▶ **Brief**
Whenever a line in the entries below contains the string "structured", copy that line.

━━ Exercise data ━━

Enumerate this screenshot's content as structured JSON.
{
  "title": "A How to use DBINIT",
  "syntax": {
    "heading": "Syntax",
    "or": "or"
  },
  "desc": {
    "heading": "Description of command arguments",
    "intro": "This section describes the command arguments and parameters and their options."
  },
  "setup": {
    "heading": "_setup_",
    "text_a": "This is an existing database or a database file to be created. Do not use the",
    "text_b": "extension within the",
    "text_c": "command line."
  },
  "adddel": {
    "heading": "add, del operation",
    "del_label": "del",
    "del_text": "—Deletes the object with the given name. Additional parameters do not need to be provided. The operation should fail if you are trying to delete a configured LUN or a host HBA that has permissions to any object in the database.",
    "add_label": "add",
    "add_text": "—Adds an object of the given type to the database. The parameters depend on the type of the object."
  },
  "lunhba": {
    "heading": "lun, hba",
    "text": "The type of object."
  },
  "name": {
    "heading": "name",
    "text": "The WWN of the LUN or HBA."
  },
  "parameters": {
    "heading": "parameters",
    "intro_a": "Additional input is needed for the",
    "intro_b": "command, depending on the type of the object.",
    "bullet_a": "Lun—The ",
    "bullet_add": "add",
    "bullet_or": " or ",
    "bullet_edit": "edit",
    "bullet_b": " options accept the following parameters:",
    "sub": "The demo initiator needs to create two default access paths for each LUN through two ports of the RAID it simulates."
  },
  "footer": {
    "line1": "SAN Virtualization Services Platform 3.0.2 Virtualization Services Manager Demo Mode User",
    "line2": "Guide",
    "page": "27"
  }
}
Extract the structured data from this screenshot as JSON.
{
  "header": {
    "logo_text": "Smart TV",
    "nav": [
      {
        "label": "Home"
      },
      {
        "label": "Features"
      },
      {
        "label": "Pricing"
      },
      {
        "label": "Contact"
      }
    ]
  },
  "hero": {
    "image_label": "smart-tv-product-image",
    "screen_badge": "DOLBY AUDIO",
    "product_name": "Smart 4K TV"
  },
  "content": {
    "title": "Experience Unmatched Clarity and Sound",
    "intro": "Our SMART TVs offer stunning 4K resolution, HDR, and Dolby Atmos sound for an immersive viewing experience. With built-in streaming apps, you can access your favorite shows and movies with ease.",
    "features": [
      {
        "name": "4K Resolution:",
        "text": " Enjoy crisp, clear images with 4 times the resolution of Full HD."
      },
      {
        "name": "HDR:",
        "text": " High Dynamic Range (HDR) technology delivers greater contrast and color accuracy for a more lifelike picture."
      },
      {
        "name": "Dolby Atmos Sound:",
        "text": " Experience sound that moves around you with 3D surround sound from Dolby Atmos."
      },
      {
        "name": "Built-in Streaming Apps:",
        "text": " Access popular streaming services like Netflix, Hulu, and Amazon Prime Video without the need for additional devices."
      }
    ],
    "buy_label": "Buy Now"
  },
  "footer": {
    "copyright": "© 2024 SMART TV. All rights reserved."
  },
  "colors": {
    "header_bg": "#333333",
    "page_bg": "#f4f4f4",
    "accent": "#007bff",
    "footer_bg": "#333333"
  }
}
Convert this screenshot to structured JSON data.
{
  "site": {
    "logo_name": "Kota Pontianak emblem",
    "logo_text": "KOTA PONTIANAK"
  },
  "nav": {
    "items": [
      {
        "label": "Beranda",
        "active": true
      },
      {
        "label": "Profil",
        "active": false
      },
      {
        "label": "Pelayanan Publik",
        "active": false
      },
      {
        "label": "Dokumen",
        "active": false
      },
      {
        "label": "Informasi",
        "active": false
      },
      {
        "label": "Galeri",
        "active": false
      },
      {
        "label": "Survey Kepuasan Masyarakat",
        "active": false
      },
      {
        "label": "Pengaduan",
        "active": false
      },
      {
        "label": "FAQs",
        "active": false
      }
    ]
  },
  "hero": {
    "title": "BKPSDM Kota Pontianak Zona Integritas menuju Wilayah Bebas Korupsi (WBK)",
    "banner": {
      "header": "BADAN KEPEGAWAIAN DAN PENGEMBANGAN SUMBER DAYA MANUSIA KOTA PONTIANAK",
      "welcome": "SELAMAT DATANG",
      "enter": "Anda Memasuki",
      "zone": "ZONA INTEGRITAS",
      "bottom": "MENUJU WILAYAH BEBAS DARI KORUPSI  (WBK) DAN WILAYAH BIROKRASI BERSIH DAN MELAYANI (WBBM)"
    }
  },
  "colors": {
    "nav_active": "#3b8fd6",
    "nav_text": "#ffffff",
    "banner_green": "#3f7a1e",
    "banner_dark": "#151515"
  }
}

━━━

▶ **Answer area**
Enumerate this screenshot's content as structured JSON.
Extract the structured data from this screenshot as JSON.
Convert this screenshot to structured JSON data.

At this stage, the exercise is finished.